In my book The End of Secularism, I have a chapter which is a case study demonstrating that the high-minded adherence to secularism is easily discarded by leftists whenever they find religion convenient to their agenda. Were I to rewrite the book today, I would include the ad being run against Rand Paul by his opponent in the Kentucky senate race.
Here’s the text of the ad:
“Why was Rand Paul a member of a secret society that called the Holy Bible ‘a hoax’ – that was banned for mocking Christianity and Christ?” asks a voice in Conway’s ad. “Why did Rand Paul once tie a woman up? Tell her to bow down before a false idol and say his God was ‘Aqua Buddha?’ “
Now, first off, I have to say that the claim against Rand Paul has to do with a stunt from his college years at Baylor. Having read the original story about Rand’s classmate’s claim, it was clear that he and a friend engaged in a fairly typical fraternity-style prank. I am familiar with the “secret society” he belonged to at Baylor. It is a humorous part of campus-life. A little edgy, but viewed as a real part of the Baylor tradition.
More important, though, the text of the ad shows that liberals are more than ready to use religion as a political issue when it suits their purposes. If the shoe were on the other foot and a conservative were running an ad of this nature, many gray eminences of church-state separation would come forth from the Ivy Leagues, Washington, D.C., and New York City to explain to us how scurrilous and unprincipled it is.

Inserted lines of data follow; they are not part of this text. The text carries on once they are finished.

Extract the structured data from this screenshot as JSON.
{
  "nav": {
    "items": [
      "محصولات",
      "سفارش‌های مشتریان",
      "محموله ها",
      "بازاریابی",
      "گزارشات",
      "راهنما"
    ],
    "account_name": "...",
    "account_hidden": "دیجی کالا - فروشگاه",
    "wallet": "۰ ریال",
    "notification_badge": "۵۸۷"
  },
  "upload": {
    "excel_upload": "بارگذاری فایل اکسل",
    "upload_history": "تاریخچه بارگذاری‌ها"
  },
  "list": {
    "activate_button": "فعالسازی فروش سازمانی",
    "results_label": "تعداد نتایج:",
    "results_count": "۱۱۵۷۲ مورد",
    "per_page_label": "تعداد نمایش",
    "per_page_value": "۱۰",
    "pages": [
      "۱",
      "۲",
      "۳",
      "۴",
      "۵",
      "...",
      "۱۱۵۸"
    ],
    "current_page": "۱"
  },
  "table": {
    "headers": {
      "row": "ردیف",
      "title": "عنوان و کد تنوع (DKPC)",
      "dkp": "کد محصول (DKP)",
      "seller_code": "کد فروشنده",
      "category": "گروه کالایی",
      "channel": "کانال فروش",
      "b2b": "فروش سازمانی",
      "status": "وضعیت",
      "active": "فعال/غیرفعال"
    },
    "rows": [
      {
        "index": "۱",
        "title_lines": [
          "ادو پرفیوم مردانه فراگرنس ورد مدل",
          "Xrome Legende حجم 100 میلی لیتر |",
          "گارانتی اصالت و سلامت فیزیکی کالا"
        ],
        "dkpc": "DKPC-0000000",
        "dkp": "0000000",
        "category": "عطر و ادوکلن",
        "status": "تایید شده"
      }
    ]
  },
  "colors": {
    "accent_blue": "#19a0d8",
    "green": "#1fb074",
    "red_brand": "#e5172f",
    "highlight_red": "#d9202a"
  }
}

I have yet to hear from Barry Lynn or any of the other great separators of church and state about the Conway ad being run against Rand Paul. And we won’t hear from them. Because this story doesn’t fit their template of conservatives using religion to engage in holy war.